Scott’s Glossopteris specimen

In this video Dr Paul Kenrick, a palaeontologist at the Natural History Museum, reveals a plant fossil that is very important to science. It was collected in 1912 by Captain Scott’s Polar Party on their final expedition to Antarctica.

The Glossopteris indica specimen, now cared for in the Museum’s collections, helped provide evidence that Antarctica had once been part of the ancient supercontinent Gondwana.

Why is Scott’s Glossopteris specimen important?

Fossilised leaf of Glossopteris indica collected by Scott’s polar party.

Fossilised leaf of Glossopteris indica collected by Scott’s polar party.

Glossopteris indica, which has feather-like leaves and a pronounced mid-rib, is an extinct seed-bearing shrub or tree from the Southern Hemisphere.
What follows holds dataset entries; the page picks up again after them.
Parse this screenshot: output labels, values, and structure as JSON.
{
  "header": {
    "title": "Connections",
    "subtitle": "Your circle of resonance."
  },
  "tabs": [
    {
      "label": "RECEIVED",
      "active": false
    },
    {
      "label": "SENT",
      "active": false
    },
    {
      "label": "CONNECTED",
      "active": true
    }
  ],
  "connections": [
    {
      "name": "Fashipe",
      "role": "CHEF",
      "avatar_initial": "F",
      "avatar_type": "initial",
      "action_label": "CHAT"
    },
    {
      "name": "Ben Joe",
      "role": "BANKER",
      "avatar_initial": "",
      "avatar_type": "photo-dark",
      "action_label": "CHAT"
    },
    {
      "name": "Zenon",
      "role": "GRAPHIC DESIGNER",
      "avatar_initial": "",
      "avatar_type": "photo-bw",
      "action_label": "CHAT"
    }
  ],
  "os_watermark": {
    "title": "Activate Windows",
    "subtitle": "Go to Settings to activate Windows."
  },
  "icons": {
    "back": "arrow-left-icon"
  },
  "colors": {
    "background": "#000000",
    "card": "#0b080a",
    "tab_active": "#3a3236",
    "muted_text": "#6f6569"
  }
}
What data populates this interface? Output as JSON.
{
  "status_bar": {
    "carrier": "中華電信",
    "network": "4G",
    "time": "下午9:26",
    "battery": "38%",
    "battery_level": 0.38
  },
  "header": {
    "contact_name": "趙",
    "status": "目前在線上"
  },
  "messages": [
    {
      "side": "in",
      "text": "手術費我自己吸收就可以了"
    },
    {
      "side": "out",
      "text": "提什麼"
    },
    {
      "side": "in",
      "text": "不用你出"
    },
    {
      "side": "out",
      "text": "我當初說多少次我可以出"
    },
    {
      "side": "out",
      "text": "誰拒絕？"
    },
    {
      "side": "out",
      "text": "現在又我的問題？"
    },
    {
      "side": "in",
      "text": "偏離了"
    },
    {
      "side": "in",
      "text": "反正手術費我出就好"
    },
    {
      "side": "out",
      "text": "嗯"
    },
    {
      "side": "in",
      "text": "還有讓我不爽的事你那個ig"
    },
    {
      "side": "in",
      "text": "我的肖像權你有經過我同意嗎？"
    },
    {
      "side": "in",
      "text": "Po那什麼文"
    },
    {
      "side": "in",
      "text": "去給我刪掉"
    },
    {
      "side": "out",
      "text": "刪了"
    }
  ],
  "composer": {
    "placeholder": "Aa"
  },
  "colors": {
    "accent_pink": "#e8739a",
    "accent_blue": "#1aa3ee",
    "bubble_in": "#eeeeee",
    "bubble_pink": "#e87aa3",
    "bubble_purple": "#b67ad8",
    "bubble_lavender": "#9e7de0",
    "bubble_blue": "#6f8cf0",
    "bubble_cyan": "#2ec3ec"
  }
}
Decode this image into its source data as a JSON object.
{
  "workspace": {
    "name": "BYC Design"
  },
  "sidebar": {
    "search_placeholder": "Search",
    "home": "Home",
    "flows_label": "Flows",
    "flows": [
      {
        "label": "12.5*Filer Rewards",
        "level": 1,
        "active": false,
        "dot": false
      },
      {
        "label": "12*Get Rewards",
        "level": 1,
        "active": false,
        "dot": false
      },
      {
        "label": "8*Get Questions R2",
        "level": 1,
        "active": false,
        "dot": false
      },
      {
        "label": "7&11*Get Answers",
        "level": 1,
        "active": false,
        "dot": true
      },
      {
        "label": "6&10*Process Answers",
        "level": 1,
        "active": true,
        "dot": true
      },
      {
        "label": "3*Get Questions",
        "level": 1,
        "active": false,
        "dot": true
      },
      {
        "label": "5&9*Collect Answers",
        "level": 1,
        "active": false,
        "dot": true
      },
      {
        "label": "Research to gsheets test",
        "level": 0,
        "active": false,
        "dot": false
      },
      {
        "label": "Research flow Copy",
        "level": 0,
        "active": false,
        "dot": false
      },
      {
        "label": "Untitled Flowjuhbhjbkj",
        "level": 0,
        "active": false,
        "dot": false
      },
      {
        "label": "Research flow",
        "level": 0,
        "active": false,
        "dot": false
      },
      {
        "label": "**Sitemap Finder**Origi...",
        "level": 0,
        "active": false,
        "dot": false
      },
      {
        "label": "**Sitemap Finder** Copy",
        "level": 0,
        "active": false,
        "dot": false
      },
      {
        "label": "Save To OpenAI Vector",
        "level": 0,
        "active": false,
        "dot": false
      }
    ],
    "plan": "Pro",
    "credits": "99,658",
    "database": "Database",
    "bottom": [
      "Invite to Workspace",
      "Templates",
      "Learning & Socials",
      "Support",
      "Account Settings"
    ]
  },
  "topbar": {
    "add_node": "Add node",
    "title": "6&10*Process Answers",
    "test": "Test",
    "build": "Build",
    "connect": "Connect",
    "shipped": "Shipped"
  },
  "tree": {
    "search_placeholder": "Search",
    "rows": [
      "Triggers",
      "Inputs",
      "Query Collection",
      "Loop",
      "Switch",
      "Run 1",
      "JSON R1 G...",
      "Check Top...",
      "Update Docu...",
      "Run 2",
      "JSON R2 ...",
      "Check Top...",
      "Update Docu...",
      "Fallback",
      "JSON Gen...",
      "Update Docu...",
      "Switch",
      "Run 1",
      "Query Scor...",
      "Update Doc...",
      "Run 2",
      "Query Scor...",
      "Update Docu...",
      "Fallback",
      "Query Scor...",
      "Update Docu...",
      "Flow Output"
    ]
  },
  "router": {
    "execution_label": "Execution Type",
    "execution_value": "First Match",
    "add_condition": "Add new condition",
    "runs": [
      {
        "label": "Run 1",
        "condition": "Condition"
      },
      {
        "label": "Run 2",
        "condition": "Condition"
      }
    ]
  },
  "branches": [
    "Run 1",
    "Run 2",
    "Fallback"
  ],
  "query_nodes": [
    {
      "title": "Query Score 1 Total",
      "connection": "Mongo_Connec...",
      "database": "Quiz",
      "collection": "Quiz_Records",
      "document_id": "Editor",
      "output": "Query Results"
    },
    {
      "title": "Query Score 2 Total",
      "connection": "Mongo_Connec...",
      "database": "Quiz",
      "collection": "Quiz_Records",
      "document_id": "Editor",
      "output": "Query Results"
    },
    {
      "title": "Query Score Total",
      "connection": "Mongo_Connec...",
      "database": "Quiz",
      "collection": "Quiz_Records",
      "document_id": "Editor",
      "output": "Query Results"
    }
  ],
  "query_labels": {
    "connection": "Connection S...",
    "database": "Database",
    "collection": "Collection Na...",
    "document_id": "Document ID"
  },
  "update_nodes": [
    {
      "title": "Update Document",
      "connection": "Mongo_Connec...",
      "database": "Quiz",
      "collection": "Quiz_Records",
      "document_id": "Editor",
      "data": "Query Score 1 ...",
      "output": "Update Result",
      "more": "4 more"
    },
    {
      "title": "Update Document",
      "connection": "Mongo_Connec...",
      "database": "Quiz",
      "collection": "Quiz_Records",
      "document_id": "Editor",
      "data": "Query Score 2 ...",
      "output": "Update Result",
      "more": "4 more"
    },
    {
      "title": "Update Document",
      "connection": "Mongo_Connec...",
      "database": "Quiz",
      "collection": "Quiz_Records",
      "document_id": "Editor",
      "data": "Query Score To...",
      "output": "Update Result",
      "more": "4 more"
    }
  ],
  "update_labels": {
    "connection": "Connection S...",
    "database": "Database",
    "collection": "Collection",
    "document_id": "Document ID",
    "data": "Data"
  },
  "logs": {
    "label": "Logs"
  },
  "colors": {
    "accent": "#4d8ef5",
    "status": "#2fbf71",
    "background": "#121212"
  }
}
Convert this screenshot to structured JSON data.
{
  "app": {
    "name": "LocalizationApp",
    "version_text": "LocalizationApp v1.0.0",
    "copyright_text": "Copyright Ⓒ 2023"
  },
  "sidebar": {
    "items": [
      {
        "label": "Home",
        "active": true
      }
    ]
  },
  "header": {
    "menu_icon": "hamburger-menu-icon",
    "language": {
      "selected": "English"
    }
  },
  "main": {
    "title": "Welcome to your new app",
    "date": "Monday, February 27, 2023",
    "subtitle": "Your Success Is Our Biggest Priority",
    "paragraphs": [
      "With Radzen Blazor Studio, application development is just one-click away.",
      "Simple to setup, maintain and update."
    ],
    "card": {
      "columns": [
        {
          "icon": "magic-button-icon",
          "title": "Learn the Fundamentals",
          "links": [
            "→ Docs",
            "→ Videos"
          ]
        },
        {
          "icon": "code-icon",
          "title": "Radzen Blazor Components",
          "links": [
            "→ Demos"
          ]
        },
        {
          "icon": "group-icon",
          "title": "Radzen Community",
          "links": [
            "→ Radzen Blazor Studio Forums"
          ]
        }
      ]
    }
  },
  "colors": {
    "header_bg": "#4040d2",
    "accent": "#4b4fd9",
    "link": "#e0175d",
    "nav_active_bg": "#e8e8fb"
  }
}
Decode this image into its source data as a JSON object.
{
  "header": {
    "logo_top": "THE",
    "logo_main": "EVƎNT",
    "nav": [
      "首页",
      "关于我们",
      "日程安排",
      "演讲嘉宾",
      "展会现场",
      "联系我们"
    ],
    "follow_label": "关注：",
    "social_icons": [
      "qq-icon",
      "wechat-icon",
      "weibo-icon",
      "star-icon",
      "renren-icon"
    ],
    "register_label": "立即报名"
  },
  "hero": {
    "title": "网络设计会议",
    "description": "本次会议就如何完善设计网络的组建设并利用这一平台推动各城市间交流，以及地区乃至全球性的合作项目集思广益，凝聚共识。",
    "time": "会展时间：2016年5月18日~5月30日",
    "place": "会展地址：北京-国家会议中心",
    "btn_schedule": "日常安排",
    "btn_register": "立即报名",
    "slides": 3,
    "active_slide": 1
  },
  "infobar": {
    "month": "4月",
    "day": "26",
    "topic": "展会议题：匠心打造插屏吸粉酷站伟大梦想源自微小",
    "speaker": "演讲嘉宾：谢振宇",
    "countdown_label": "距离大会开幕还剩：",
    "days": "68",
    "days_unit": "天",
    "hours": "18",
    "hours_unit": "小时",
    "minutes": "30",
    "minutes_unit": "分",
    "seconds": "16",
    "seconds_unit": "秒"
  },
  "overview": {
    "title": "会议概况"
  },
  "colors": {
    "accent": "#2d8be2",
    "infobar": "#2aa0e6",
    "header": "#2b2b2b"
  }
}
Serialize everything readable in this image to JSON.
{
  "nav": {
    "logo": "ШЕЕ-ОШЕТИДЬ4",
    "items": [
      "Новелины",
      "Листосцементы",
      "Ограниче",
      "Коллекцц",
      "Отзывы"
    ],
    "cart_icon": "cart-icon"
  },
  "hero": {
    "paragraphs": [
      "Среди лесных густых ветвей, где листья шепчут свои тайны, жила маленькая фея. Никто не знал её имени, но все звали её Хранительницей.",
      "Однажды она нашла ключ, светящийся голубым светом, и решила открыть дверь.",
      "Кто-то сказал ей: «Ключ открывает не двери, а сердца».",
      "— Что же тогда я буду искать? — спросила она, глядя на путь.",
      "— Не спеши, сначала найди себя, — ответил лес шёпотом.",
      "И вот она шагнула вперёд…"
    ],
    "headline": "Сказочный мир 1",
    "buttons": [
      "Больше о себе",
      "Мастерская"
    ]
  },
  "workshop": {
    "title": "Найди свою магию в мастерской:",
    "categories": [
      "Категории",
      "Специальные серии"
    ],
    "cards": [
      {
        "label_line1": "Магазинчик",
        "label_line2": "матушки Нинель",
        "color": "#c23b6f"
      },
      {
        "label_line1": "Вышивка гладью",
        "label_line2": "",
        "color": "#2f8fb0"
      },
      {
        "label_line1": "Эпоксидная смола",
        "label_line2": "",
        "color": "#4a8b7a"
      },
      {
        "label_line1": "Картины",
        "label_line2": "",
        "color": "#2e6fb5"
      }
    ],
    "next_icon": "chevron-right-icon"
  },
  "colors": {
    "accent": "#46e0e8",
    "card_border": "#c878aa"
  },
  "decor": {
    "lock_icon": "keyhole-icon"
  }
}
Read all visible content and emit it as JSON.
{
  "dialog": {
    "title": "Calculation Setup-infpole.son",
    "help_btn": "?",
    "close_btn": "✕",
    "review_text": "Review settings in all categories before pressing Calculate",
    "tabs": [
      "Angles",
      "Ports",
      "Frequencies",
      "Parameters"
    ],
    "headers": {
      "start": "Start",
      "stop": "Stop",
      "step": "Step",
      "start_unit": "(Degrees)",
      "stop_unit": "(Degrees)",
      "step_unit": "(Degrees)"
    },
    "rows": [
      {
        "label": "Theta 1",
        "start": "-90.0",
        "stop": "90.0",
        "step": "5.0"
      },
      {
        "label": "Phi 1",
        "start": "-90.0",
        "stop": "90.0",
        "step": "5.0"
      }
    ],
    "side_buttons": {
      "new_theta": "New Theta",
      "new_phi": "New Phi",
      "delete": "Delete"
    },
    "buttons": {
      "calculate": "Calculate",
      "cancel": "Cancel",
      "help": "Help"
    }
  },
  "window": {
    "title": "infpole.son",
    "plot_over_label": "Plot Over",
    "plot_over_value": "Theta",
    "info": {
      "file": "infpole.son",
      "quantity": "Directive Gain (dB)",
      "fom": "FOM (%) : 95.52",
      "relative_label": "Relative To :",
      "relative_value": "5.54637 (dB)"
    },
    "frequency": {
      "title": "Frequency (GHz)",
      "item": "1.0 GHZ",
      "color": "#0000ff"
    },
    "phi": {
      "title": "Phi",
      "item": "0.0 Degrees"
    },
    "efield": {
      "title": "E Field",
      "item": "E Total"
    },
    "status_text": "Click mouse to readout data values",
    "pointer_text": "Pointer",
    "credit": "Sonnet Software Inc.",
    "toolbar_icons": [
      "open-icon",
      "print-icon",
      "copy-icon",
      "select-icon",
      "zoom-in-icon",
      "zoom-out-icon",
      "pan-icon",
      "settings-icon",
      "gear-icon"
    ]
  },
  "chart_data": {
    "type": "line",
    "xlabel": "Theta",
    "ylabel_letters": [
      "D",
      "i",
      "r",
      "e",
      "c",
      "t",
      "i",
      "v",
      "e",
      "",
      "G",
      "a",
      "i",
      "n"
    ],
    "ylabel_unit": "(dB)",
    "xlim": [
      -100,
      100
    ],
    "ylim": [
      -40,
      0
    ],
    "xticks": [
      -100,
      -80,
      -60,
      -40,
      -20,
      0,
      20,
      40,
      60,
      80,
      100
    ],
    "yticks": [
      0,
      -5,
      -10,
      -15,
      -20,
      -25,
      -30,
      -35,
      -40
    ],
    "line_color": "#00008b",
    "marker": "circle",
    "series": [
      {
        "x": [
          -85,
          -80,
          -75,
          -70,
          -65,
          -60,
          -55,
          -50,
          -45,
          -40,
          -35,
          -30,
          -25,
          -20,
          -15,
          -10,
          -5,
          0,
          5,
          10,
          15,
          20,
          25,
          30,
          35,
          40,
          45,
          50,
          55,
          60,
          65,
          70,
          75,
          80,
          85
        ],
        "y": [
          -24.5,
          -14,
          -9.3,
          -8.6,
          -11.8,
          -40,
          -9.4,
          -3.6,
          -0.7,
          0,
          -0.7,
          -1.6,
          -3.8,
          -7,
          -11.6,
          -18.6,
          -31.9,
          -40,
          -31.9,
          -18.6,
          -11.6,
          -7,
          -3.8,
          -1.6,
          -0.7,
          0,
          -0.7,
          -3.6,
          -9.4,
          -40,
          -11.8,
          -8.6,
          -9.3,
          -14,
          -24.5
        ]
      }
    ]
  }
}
It existed around 300-250 million years ago.

Robert Falcon Scott and his team were the first people to find evidence of this plant in mainland Antarctica, and several Glossopteris fossils were recovered near their bodies after the ill-fated Terra Nova expedition.

The plant fossil that the party collected wasn’t well preserved and, although Scott and his team realised it was a fossilised plant, they didn’t recognise its real significance at the time. It was only when the specimen was later studied that its identity was revealed.

Glossopteris has now been found in all of the Southern Hemisphere continents, providing strong evidence that they were once amalgamated into the supercontinent Gondwana, which existed hundreds of millions of years ago. So Scott’s specimen has played an important role in helping us understand how the modern Earth formed.

Fossilised plants like Glossopteris also show that the climate of Antarctica was very different in the past.

One of many specimens collected by Scott’s party

When the Terra Nova returned from Antarctica she carried thousands of zoological and geological specimens, now part of the scientific collections at the Natural History Museum and Canterbury Museum, New Zealand. Scientists use these in their research today and will for many years to come, increasing our ever-growing knowledge of Antarctica.